The same day we spoke, the Bloom-berg wire carried the news that insurance giants Aegon and Transamerica had merged, and the markets reacted positively based on the notion that insurance companies, which also operate under heavy profit margin pressures, can better withstand those pressures as larger entities. Does the same apply to recording studios? "No," says Nuyens, who also has an investment business. "Insurance companies are buying capital assets that they can put into mutual funds and make dividends on. Recording studios that buy other recording studios are buying devaluating assets, particularly if they're just buying equipment and not the real estate." Nuyens' response, aside from noting that the Castle's 35 acres continue to appreciate thanks to real estate development nearby, is to diversify; the studio recently created a joint co-publishing deal with Warner Chappell Music and is starting up an online music retailing operation called tappedinto.com. "You can keep your studio running, but you need other sources that can return profits faster to support it," he says.
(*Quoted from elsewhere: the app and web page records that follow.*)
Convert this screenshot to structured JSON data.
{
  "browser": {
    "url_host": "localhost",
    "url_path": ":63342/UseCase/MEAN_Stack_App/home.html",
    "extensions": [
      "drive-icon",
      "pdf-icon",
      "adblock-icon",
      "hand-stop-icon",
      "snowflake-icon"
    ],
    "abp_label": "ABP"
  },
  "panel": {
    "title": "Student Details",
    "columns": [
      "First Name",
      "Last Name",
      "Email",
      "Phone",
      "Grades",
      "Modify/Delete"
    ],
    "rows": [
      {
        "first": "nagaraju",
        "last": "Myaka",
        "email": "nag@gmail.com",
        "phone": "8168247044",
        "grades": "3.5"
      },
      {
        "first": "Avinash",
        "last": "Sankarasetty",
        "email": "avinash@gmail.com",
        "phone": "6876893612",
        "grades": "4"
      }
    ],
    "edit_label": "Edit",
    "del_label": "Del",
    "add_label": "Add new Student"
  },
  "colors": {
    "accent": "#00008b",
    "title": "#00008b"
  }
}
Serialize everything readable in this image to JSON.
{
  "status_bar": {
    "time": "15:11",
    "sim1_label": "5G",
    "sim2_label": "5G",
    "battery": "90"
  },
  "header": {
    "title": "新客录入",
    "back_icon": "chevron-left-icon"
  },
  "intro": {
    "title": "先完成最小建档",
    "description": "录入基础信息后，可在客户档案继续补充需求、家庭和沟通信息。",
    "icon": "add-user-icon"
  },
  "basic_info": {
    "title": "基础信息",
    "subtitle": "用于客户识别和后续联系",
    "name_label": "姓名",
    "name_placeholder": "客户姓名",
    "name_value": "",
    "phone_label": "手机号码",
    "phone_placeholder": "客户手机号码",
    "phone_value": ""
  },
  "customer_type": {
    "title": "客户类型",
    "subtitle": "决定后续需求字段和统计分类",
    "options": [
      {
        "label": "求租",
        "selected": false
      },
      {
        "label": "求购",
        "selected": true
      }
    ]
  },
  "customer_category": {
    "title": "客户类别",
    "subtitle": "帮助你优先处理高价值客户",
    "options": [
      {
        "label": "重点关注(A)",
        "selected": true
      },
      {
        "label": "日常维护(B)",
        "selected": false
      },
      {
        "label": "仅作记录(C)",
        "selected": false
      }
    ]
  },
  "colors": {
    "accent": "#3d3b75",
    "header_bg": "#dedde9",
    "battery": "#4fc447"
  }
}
Recording Arts owner Carl Tatz says that, while no one knows what's going to ultimately happen in Nashville, or even whether the downward trend has bottomed out yet, the future will revolve around rates. "There's a void out there right now in terms of figuring out what's going on," he says. "On the one hand, the consolidation trend is actually heartening because I see it as a way of controlling rates. On the other hand, the record label people I talk to tell me that they're looking at two years before things turn around. They see what's going on with the studios, and they're looking to get more bargains in terms of rates. I have one major producer coming in who never haggled on rates before, and this time he's asking for a rate reduction. Not a whole lot, but the fact that he's asking tells me something."
Tatz also expects more work to move into producer-owned studios, a complaint voiced by other studio owners and managers. But he also believes that many more traditional Nashville producers prefer to use conventional studios rather than spend the time needed to become familiar with operating their own digital equipment. "I'm curious about how all this will come out," he adds, "but in a way, I want to know but I don't want to know."
In fact, this is a script with no ending but with plenty of dangerous liaisons and the occasional pratfall for comedy relief. Meanwhile, Aunt Gertrude is lying in a ditch on the other side of town. And what of John's love for Mary? Stay tuned...